I am a Ph.D. student in the Computer Science Department at Purdue University, advised by Professor Xiangyu Zhang. I also work closely with Professor Wenbo Guo. Before joining Purdue, I obtained my master’s degree in Electrical and Computer Engineering at Carnegie Mellon University and my bachelor’s degree from University of Science and Technology Beijing.
My research interests lie in machine learning security, especially backdoor attacks and defenses and using reinformcement learning to solve complex security problems.
MSc in Electrical and Computer Engineering, 2020
Carnegie Mellon University
BSc in Electrical Engineering, 2019
University of Science and Technology Beijing
Backdoor attacks pose a severe threat to the supply chain management of deep reinforcement learning (DRL) policies. Despite initial defenses proposed in recent studies, these methods have very limited generalizability and scalability. To address this issue, we propose BIRD, a technique to detect and remove backdoors from a pretrained DRL policy in a clean environment without requiring any knowledge about the attack specifications and accessing its training process. By analyzing the unique properties and behaviors of backdoor attacks, we formulate trigger restoration as an optimization problem and design a novel metric to detect backdoored policies. We also design a finetuning method to remove the backdoor, while maintaining the agent’s performance in the clean environment. We evaluate BIRD against three backdoor attacks in ten different single-agent or multi-agent environments. Our results verify the effectiveness, efficiency, and generalizability of BIRD, as well as its robustness to different attack variations and adaptions.

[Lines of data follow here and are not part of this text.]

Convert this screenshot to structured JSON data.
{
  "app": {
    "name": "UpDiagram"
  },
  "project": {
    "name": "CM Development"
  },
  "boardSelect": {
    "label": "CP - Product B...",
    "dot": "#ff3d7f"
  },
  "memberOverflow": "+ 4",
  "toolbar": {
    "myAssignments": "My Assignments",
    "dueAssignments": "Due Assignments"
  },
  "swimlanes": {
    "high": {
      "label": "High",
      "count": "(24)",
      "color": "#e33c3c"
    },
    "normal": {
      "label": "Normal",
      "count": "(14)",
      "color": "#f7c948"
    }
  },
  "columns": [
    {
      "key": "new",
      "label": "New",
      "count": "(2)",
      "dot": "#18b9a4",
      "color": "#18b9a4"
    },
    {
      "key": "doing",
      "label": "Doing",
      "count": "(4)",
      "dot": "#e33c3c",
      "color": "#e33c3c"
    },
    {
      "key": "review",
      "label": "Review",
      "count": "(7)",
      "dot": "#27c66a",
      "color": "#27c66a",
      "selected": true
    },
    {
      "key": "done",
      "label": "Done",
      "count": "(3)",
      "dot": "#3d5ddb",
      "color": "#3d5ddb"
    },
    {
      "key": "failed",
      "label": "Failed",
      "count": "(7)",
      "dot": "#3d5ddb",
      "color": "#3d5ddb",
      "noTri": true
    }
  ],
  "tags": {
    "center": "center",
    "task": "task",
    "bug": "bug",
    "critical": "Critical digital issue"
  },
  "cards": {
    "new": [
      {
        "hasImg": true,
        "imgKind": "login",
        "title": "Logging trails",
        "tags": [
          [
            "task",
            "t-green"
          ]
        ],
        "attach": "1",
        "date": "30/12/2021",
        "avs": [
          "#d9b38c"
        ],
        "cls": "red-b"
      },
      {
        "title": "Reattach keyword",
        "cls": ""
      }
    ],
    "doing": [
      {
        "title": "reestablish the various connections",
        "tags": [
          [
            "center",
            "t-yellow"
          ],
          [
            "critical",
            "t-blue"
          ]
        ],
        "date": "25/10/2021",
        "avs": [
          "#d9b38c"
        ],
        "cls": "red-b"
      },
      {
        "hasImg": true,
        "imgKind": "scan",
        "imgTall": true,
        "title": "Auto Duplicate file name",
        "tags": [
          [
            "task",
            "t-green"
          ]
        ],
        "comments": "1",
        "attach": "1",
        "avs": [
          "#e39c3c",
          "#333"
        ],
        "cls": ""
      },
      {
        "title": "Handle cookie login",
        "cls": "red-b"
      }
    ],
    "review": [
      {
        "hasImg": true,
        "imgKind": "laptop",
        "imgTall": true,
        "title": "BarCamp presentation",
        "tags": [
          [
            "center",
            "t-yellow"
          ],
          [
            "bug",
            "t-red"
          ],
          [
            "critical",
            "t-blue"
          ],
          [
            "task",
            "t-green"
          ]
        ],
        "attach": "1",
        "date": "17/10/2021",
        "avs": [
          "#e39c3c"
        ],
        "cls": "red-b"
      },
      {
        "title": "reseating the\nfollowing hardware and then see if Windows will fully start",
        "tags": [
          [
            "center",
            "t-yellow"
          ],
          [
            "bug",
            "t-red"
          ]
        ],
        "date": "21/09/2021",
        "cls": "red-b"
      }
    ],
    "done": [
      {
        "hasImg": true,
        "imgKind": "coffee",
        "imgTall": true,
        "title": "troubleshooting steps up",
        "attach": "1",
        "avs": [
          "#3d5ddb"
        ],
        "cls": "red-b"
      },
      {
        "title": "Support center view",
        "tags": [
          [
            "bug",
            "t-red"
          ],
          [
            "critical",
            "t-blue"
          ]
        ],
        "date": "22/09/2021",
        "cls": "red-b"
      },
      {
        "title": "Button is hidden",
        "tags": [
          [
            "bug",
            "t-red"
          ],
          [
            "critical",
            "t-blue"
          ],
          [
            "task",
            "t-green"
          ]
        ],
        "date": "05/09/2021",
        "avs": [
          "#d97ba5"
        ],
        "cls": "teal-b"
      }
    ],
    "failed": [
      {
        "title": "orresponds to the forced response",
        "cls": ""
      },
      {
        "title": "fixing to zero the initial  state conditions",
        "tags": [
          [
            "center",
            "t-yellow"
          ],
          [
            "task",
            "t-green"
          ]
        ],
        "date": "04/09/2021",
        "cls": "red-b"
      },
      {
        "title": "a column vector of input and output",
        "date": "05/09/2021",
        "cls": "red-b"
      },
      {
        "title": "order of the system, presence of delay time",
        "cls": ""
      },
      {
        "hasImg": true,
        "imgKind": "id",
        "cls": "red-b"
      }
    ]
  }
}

Backdoor attacks have emerged as a prominent threat to natural language processing (NLP) models, where the presence of specific triggers in the input can lead poisoned models to misclassify these inputs to predetermined target classes. Current detection mechanisms are limited by their inability to address more covert backdoor strategies, such as style-based attacks. In this work, we propose an innovative test-time poisoned sample detection framework that hinges on the interpretability of model predictions, grounded in the semantic meaning of inputs. We contend that triggers (e.g., infrequent words) are not supposed to fundamentally alter the underlying semantic meanings of poisoned samples as they want to stay stealthy. Based on this observation, we hypothesize that while the model’s predictions for paraphrased clean samples should remain stable, predictions for poisoned samples should revert to their true labels upon the mutations applied to triggers during the paraphrasing process. We employ ChatGPT, a state-of-the-art large language model, as our paraphraser and formulate the trigger-removal task as a prompt engineering problem. We adopt fuzzing, a technique commonly used for unearthing software vulnerabilities, to discover optimal paraphrase prompts that can effectively eliminate triggers while concurrently maintaining input semantics. Experiments on 4 types of backdoor attacks, including the subtle style backdoors, and 4 distinct datasets demonstrate that our approach surpasses baseline methods, including STRIP, RAP, and ONION, in precision and recall.
While Deep Neural Networks (DNNs) are becoming the state-of-the-art for many tasks including reinforcement learning (RL), they are especially resistant to human scrutiny and understanding. Input attributions have been a foundational building block for DNN expalainabilty but face new challenges when applied to deep RL. We address the challenges with two novel techniques. We define a class of behaviour-level attributions for explaining agent behaviour beyond input importance and interpret existing attribution methods on the behaviour level. We then introduce lambda-alignment, a metric for evaluating the performance of behaviour-level attributions methods in terms of whether they are indicative of the agent actions they are meant to explain. Our experiments on Atari games suggest that perturbation-based attribution methods are significantly more suitable to deep RL than alternatives from the perspective of this metric. We argue that our methods demonstrate the minimal set of considerations for adopting general DNN explanation technology to the unique aspects of reinforcement learning and hope the outlined direction can serve as a basis for future research on understanding Deep RL using attribution.